How is the first quarter gone? I’m still reeling from 2020.
Per usual, books are keeping me relatively sane. Relatively. I’m following my bliss, as they say, with no real regard for the Classics Challenge or any other self-imposed structure.
That also means I’m nowhere near reading at the pace I managed last year. All my wordy power is going into the writing and proofing I do for work. Are one’s executive functions supposed to slow after 40?
Modpodge and themed mantels are also keeping me sane.
How about you? Tell me what weird (or normal if you’re like that) stuff you’re doing to sane.
On to the books!
What Shannon read in January/February/March
Past recaps here.
I managed, um, one review: Burnout: I’m adding this to the “books I throw at everyone” pile
This author wrote a fun New York Times article on this topic and it is better than the book. She essentially has one idea that she and an editor managed to streeeeetch out over way more pages than were necessary in her book. Most of the book is filler–stories from the time she spent researching and observing exotic animal trainers. If you like animal stories, you’ll like the book. If you want the straight deets on how she applied what she learned to her marriage, read the article.
That said, this whole concept rubbed me the wrong way. A lot of the “training” she was doing with her husband surrounded “second shift” work. It seems to me she is required to do a lot of the emotional and physical labor in her marriage and that needs to be addressed head on. Because women shouldn’t have to train their husbands. End rant.
In times of trouble, I turn to David. Whenever I’m taking life too seriously, his essays remind me that life is here to be experienced and that, when viewed from a distance and some added humor, one can experience life as something to be marveled at, laughed at, and enjoyed–even when it’s not the way you want it. You know, as long as your life is essentially going well.
Jane Eyre and Agnes Grey
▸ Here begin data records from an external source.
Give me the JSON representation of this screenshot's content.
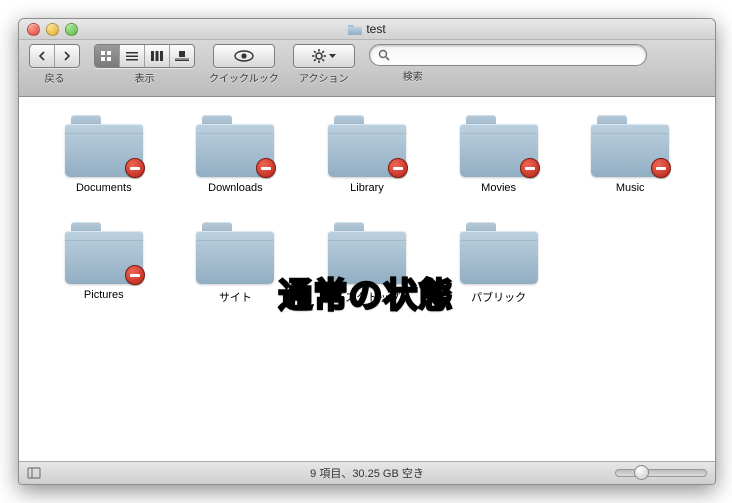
{
  "window": {
    "title": "test"
  },
  "toolbar": {
    "back_label": "戻る",
    "view_label": "表示",
    "quicklook_label": "クイックルック",
    "action_label": "アクション",
    "search_label": "検索",
    "search_placeholder": ""
  },
  "view_modes": {
    "active": "icon"
  },
  "folders": [
    {
      "name": "Documents",
      "restricted": true
    },
    {
      "name": "Downloads",
      "restricted": true
    },
    {
      "name": "Library",
      "restricted": true
    },
    {
      "name": "Movies",
      "restricted": true
    },
    {
      "name": "Music",
      "restricted": true
    },
    {
      "name": "Pictures",
      "restricted": true
    },
    {
      "name": "サイト",
      "restricted": false
    },
    {
      "name": "デスクトップ",
      "restricted": false
    },
    {
      "name": "パブリック",
      "restricted": false
    }
  ],
  "status": {
    "text": "9 項目、30.25 GB 空き"
  },
  "overlay_caption": "通常の状態"
}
I also turn to Bronte in times of need. These rereads are straight comfort reading for me. I listened to both while walking and ModPodging.
This is a reread for me. I’d forgotten how heavy-handed it is in the MANIFESTING department. Yes, all caps.
I do not give a crap about the early presidents, but this was excellent! Thanks to my sister-in-law for lending it to me. Coe writes a smart, funny, and feminist *praise hands* bio of Washington that will keep you entertained from the first page. Just read to the “thigh men” part and you’ll be hooked.
Wonderful! And racist per usual. I’d never read any Frances Hodgson Burnett other than The Secret Garden.
WHY DIDN’T I READ THIS SOONER????? Utterly delightful. I listened to the audiobook.
1. Tate’s therapist is a creep who, if he’s still practicing, should have his license taken away. Tate does not know this and presents her attachment to him with zero self-awareness.
2. Definitely don’t listen to the audiobook. She narrates it and it’s terrible.
3. The writing is pedestrian at best.
4. Why did I read to the end?!?!
And that is that! What are you reading? How are you staying sane?